After a 12-member study committee spent two years crafting a reform recommendation, eight members recommended last fall that congressional and legislative electoral districts be drawn by an independent redistricting commission. Three of the panel members – all current or former Indiana Senate Republicans – voted no. And when the bill carrying the recommendation came before the House elections committee this year, Republican Chairman Milo Smith refused to call it for a vote, even though hundreds of people showed up at the Statehouse in support.
Peg Maginn, a member of the League of Women Voters of Fort Wayne and Common Cause Indiana, said the outcome seemed predetermined.
“We were stonewalled,” she said of the February hearing. “We had that place packed. Everyone spoke in favor of the bill, from a self-described housewife to the Indianapolis Chamber. The business community was on board and, supposedly, so was (House Speaker Brian) Bosma. (Smith) let the whole thing go on and then just shut it down.”
The speaker, who co-authored the bill, later told reporters there wasn't enough support in the Senate, so he couldn't justify the House's spending time on it.
Time hasn't been an issue for dozens of unexpected issues this session, but it somehow didn't allow for a bill that would have ended the practice of lawmakers drawing their own districts and, in effect, selecting their own voters. In retrospect, it's likely they never intended to consider House Bill 1014.
Sen. Brandt Hershman, R-Buck Creek, was one of three to vote against the redistricting commission recommendation. He said from the outset he didn't believe redistricting reform was necessary.
Efforts by Democrats to resurrect the redistricting language as an amendment to another bill were unsuccessful, offering more evidence that House and Senate leaders don't want to give up the electoral advantage they now hold, although – in fairness – Democrats didn't attempt to improve redistricting when they held the majority.
Maginn sees some hope in a case before the U.S. Supreme Court.
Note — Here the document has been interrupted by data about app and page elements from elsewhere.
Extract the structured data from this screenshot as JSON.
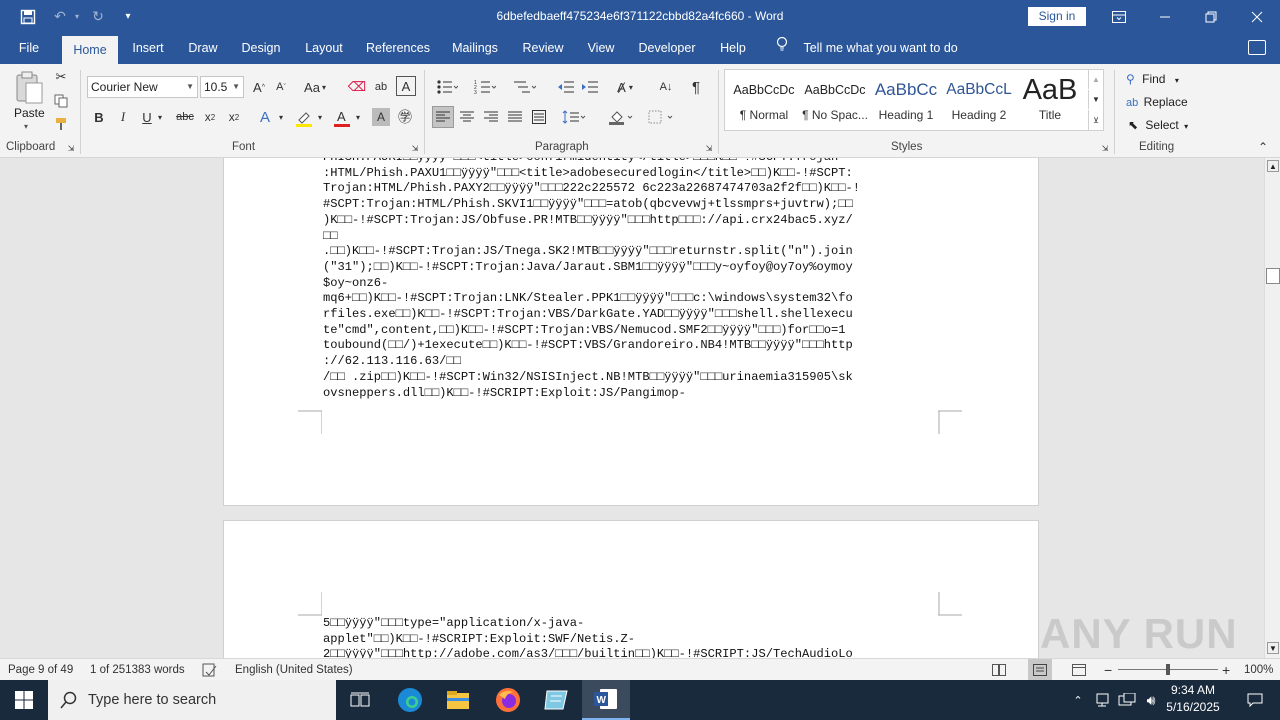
{
  "titlebar": {
    "doc_title": "6dbefedbaeff475234e6f371122cbbd82a4fc660  -  Word",
    "sign_in": "Sign in"
  },
  "tabs": [
    "File",
    "Home",
    "Insert",
    "Draw",
    "Design",
    "Layout",
    "References",
    "Mailings",
    "Review",
    "View",
    "Developer",
    "Help"
  ],
  "tell_me": "Tell me what you want to do",
  "ribbon": {
    "clipboard": {
      "paste": "Paste",
      "label": "Clipboard"
    },
    "font": {
      "name": "Courier New",
      "size": "10.5",
      "label": "Font",
      "change_case": "Aa"
    },
    "paragraph": {
      "label": "Paragraph"
    },
    "styles": {
      "label": "Styles",
      "items": [
        {
          "preview": "AaBbCcDc",
          "name": "¶ Normal"
        },
        {
          "preview": "AaBbCcDc",
          "name": "¶ No Spac..."
        },
        {
          "preview": "AaBbCc",
          "name": "Heading 1"
        },
        {
          "preview": "AaBbCcL",
          "name": "Heading 2"
        },
        {
          "preview": "AaB",
          "name": "Title"
        }
      ]
    },
    "editing": {
      "label": "Editing",
      "find": "Find",
      "replace": "Replace",
      "select": "Select"
    }
  },
  "document": {
    "page1_lines": [
      "PHISH:PAUKI□□ÿÿÿÿ\"□□□<title>confirmidentity</title>□□□K□□-!#SCPT:Trojan",
      ":HTML/Phish.PAXU1□□ÿÿÿÿ\"□□□<title>adobesecuredlogin</title>□□)K□□-!#SCPT:",
      "Trojan:HTML/Phish.PAXY2□□ÿÿÿÿ\"□□□222c225572 6c223a22687474703a2f2f□□)K□□-!",
      "#SCPT:Trojan:HTML/Phish.SKVI1□□ÿÿÿÿ\"□□□=atob(qbcvevwj+tlssmprs+juvtrw);□□",
      ")K□□-!#SCPT:Trojan:JS/Obfuse.PR!MTB□□ÿÿÿÿ\"□□□http□□□://api.crx24bac5.xyz/",
      "□□",
      ".□□)K□□-!#SCPT:Trojan:JS/Tnega.SK2!MTB□□ÿÿÿÿ\"□□□returnstr.split(\"n\").join",
      "(\"31\");□□)K□□-!#SCPT:Trojan:Java/Jaraut.SBM1□□ÿÿÿÿ\"□□□y~oyfoy@oy7oy%oymoy",
      "$oy~onz6-",
      "mq6+□□)K□□-!#SCPT:Trojan:LNK/Stealer.PPK1□□ÿÿÿÿ\"□□□c:\\windows\\system32\\fo",
      "rfiles.exe□□)K□□-!#SCPT:Trojan:VBS/DarkGate.YAD□□ÿÿÿÿ\"□□□shell.shellexecu",
      "te\"cmd\",content,□□)K□□-!#SCPT:Trojan:VBS/Nemucod.SMF2□□ÿÿÿÿ\"□□□)for□□o=1",
      "toubound(□□/)+1execute□□)K□□-!#SCPT:VBS/Grandoreiro.NB4!MTB□□ÿÿÿÿ\"□□□http",
      "://62.113.116.63/□□",
      "/□□ .zip□□)K□□-!#SCPT:Win32/NSISInject.NB!MTB□□ÿÿÿÿ\"□□□urinaemia315905\\sk",
      "ovsneppers.dll□□)K□□-!#SCRIPT:Exploit:JS/Pangimop-"
    ],
    "page2_lines": [
      "5□□ÿÿÿÿ\"□□□type=\"application/x-java-",
      "applet\"□□)K□□-!#SCRIPT:Exploit:SWF/Netis.Z-",
      "2□□ÿÿÿÿ\"□□□http://adobe.com/as3/□□□/builtin□□)K□□-!#SCRIPT:JS/TechAudioLo"
    ]
  },
  "status": {
    "page": "Page 9 of 49",
    "words": "1 of 251383 words",
    "language": "English (United States)",
    "zoom": "100%"
  },
  "taskbar": {
    "search_placeholder": "Type here to search",
    "time": "9:34 AM",
    "date": "5/16/2025"
  },
  "watermark": "ANY RUN",
  "colors": {
    "word_blue": "#2b579a",
    "taskbar": "#1a2a3d"
  }
}
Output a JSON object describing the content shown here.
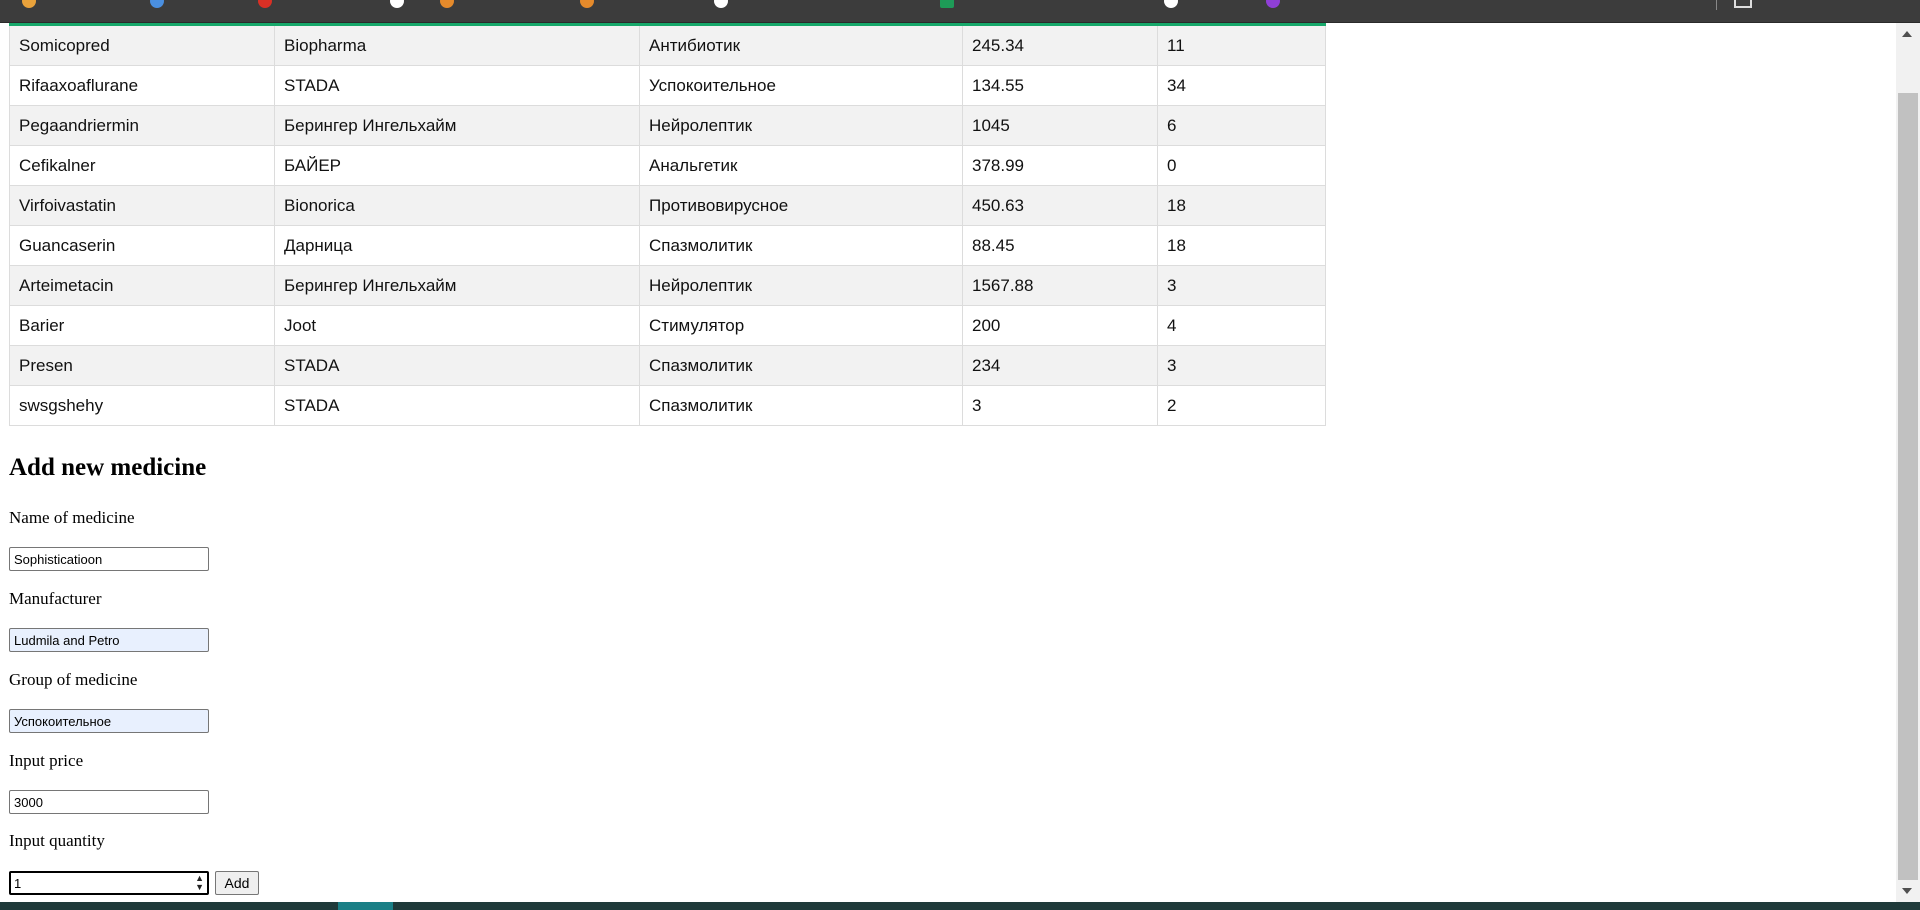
{
  "table": {
    "rows": [
      [
        "Somicopred",
        "Biopharma",
        "Антибиотик",
        "245.34",
        "11"
      ],
      [
        "Rifaaxoaflurane",
        "STADA",
        "Успокоительное",
        "134.55",
        "34"
      ],
      [
        "Pegaandriermin",
        "Берингер Ингельхайм",
        "Нейролептик",
        "1045",
        "6"
      ],
      [
        "Cefikalner",
        "БАЙЕР",
        "Анальгетик",
        "378.99",
        "0"
      ],
      [
        "Virfoivastatin",
        "Bionorica",
        "Противовирусное",
        "450.63",
        "18"
      ],
      [
        "Guancaserin",
        "Дарница",
        "Спазмолитик",
        "88.45",
        "18"
      ],
      [
        "Arteimetacin",
        "Берингер Ингельхайм",
        "Нейролептик",
        "1567.88",
        "3"
      ],
      [
        "Barier",
        "Joot",
        "Стимулятор",
        "200",
        "4"
      ],
      [
        "Presen",
        "STADA",
        "Спазмолитик",
        "234",
        "3"
      ],
      [
        "swsgshehy",
        "STADA",
        "Спазмолитик",
        "3",
        "2"
      ]
    ]
  },
  "form": {
    "title": "Add new medicine",
    "name_label": "Name of medicine",
    "name_value": "Sophisticatioon",
    "manufacturer_label": "Manufacturer",
    "manufacturer_value": "Ludmila and Petro",
    "group_label": "Group of medicine",
    "group_value": "Успокоительное",
    "price_label": "Input price",
    "price_value": "3000",
    "quantity_label": "Input quantity",
    "quantity_value": "1",
    "add_label": "Add"
  },
  "colors": {
    "table_accent": "#16a86a",
    "autofill_bg": "#e8f0fe"
  }
}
The Wisconsin case introduces something called the “efficiency gap” to calculate the “wasted votes” resulting from packing minority-party votes in a district or breaking them up among several districts. A three-member federal panel agreed in November that the measure revealed a “sizable disparate advantage held by Republicans.”
“This would give us the objective criteria to measure gerrymandering,” Maginn said of the efficiency gap. “This could be a game-changer.”
It could be, but it would be better to see Indiana lawmakers do the right thing.
As the days tick closer to the 2020 Census and the next redistricting cycle, they should agree to remove themselves from map-drawing. Until they do, they leave Hoosier voters with a diminished role in democracy.